Finally, as the technology behind online games improves, the games themselves are becoming more and more complex, with different games being coded in different software languages. Unfortunately, much like a written piece of text, the coding for these games is naturally going to contain the occasional error. The problem is that the longer the piece of text (or code), the more errors you’re going to find. Because of the complex nature of the way videogames work, fixing one of these errors usually brings up two more.
Rather than fixing all of these before launch, there is increased pressure to get these games live online for people to start playing as quickly as possible. In some cases, this leads to customer outcry – Bethesda’s Skyrim is a recent example of this, with customers fixing the coding quicker than the developers managed. In other cases – often where money is on the line such as with online slots or games relying on microtransactions – games are far more rigorously tested before they hit the public. Of course, both of these styles of game come with the option for ongoing support as long as the player is connected to the internet – whether or not the support is provided is entirely down to the developers. When picking a new online game, whether at the casino or for your home console, the developer’s reputation for bug fixing is something you should always keep in mind.
About the Author:
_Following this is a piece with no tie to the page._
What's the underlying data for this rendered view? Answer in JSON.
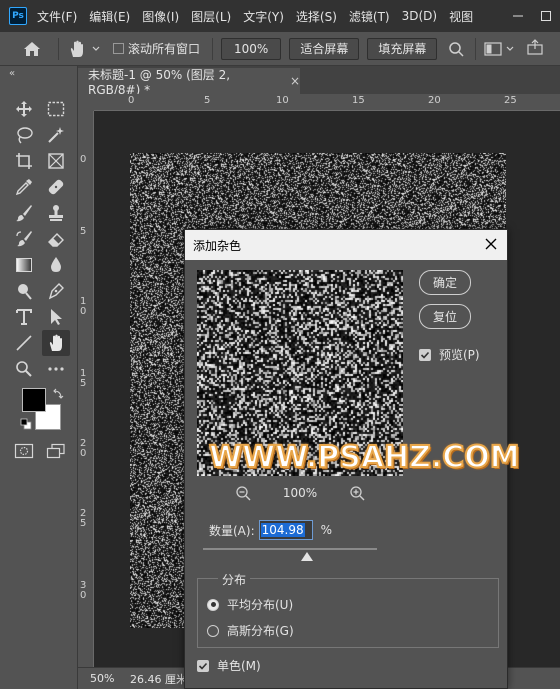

Lillie Adams is a gambling author who is best known for her 2006 educational book series ‘How To Always Win’. The book features gambling advice for novice gamblers, including money management strategies and how to procure the best casino comps and discounts.